But still, it was.
Any time you have someone at the top of their game, at just 33 years old, walk away, especially when they seem to be on the verge of making more money than ever, it’s surprising. Cejudo is about to get everything he’s ever wanted: the money, the fame, the adulation … and he’s walking away from all of that?
It’s still hard to believe and I have serious doubts that he sticks with this, but Cejudo, once a UFC double-champion, heads into the midyear belt-less, and that in its own right is surprising. The fact that he announced his retirement seconds after his win over Cruz is surprising, too. He didn’t even try to negotiate a new deal. He just left on top — for now. In a midyear filled with surprising moments, this one takes the cake.
— Ariel Helwani
Cody Garbrandt shakes up Raphael Assuncao with a jab to the face in the first round.
Time was ticking off the clock. Assuncao had Garbrandt’s back nearly up against the fence, looking for some offense that would perhaps sway the judges to give him the second round. Garbrandt ducked and Assuncao landed a leg kick. Then Garbrandt ducked again and loaded up his right hand, almost from the mat. Assuncao tried to time Garbrandt’s ascent with his own right hand that ended up whiffing. Garbrandt, on the other hand, did not miss. He jolted Assuncao with a whip-like right hook that sent him crashing to the mat, face down. Assuncao was unconscious. The fight was over with one second left on the clock.

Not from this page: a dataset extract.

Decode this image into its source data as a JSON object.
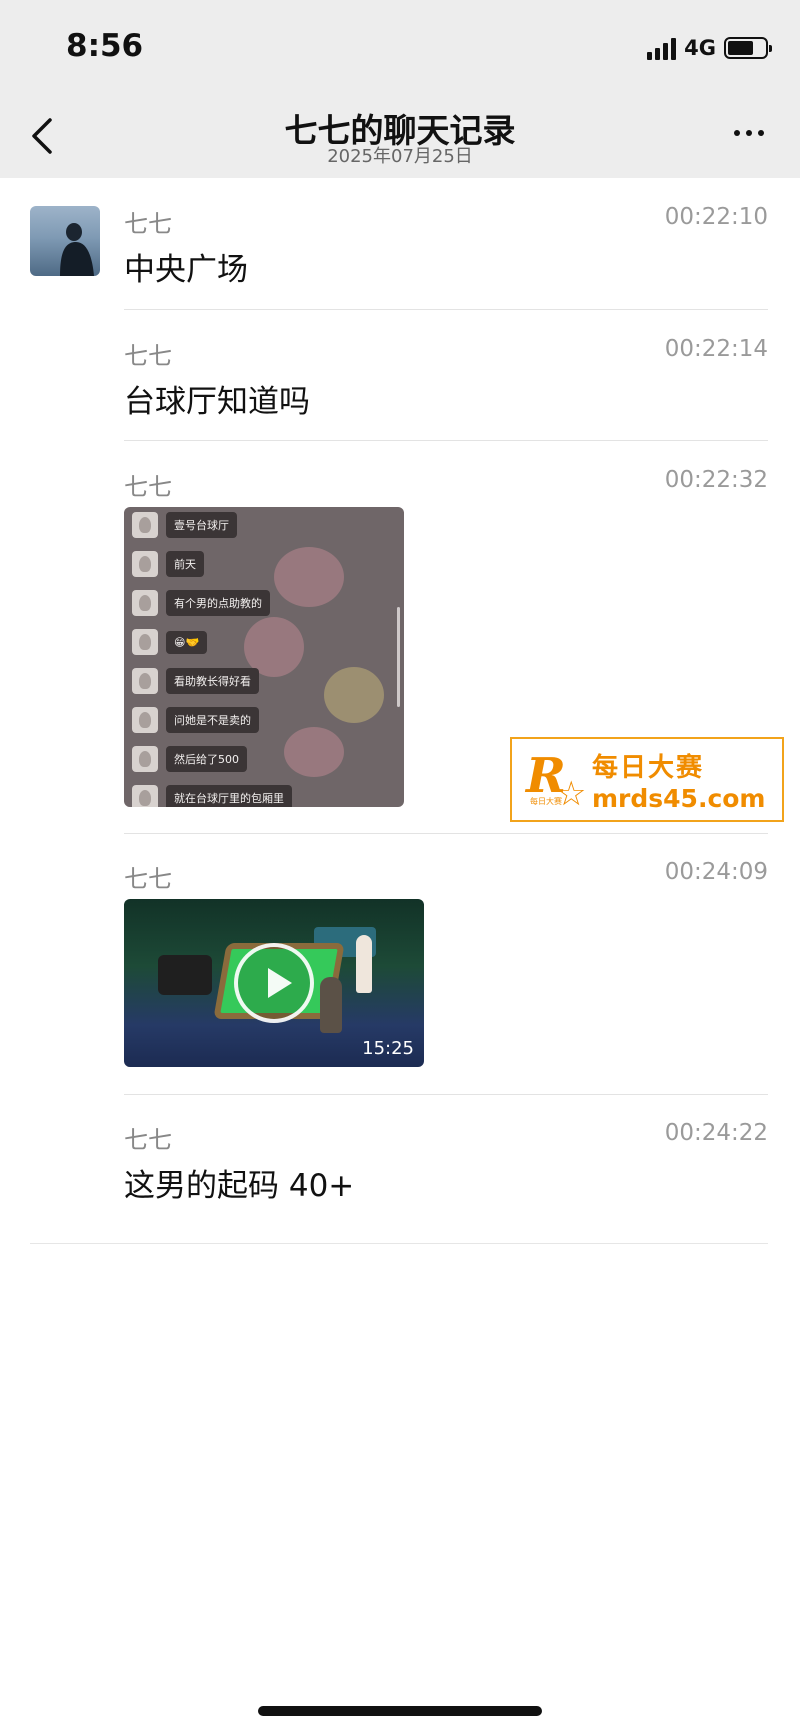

Garbrandt’s knockout punch didn’t just throttle Assuncao. It was a message to the rest of the UFC bantamweight division. Garbrandt, the former champion, had been on a three-fight losing streak with injuries piling up, and it seemed like the 28-year-old Ohio native would not follow through with his vast potential as a possible UFC superstar. But Garbrandt started splitting time between his Team Alpha Male gym in California and coach Mark Henry in New Jersey. The adjustments, born out of maturity, manifested themselves in the fight. What looked like a big swing and knockout blow against Assuncao was much more than that to Garbrandt. It was a career starting anew.
After nearly two years out of the Octagon, Sean O’Malley made a statement at UFC 248 and may be on the brink of UFC stardom.
O’Malley shouldn’t even have been up for this honor. If his career had not been put on hold for two years, “Suga” might very well be beyond the “prospect” stage at this point. But starting in 2018, he was twice suspended by the U.S. Anti-Doping Agency after testing positive for the banned substance ostarine — although USADA later acknowledged that O’Malley had popped for trace amounts consistent with use of a tainted supplement. Regardless, he had been out of the sport for 24 months when he entered the Octagon in March to face Jose Alberto Quinonez. O’Malley’s return was brief, as he knocked out Quinonez in just over two minutes.
Three months later, at UFC 250 on June 6, O’Malley was back in the cage for a high-profile meeting with former WEC bantamweight champion Eddie Wineland. This time it took the 25-year-old just 1 minute, 54 seconds to get the finish and run his record to 12-0 (4-0 in the UFC). O’Malley’s one-punch knockout of the tough veteran was eye-opening. The UFC brass certainly took notice, awarding him a Performance of the Night bonus. And our ESPN panel was impressed as well, making O’Malley the unanimous choice of all 12 voters as the hottest prospect in the sport. Better late than never.
The panelists: Andrew Davis, Andrew Feldman, Tim Fiorvanti, Ariel Helwani, Tessa Hursh, Eric Jackman, Roman Modrowski, Phil Murphy, Brett Okamoto, Marc Raimondi, Steve Takaba, Jeff Wagenheim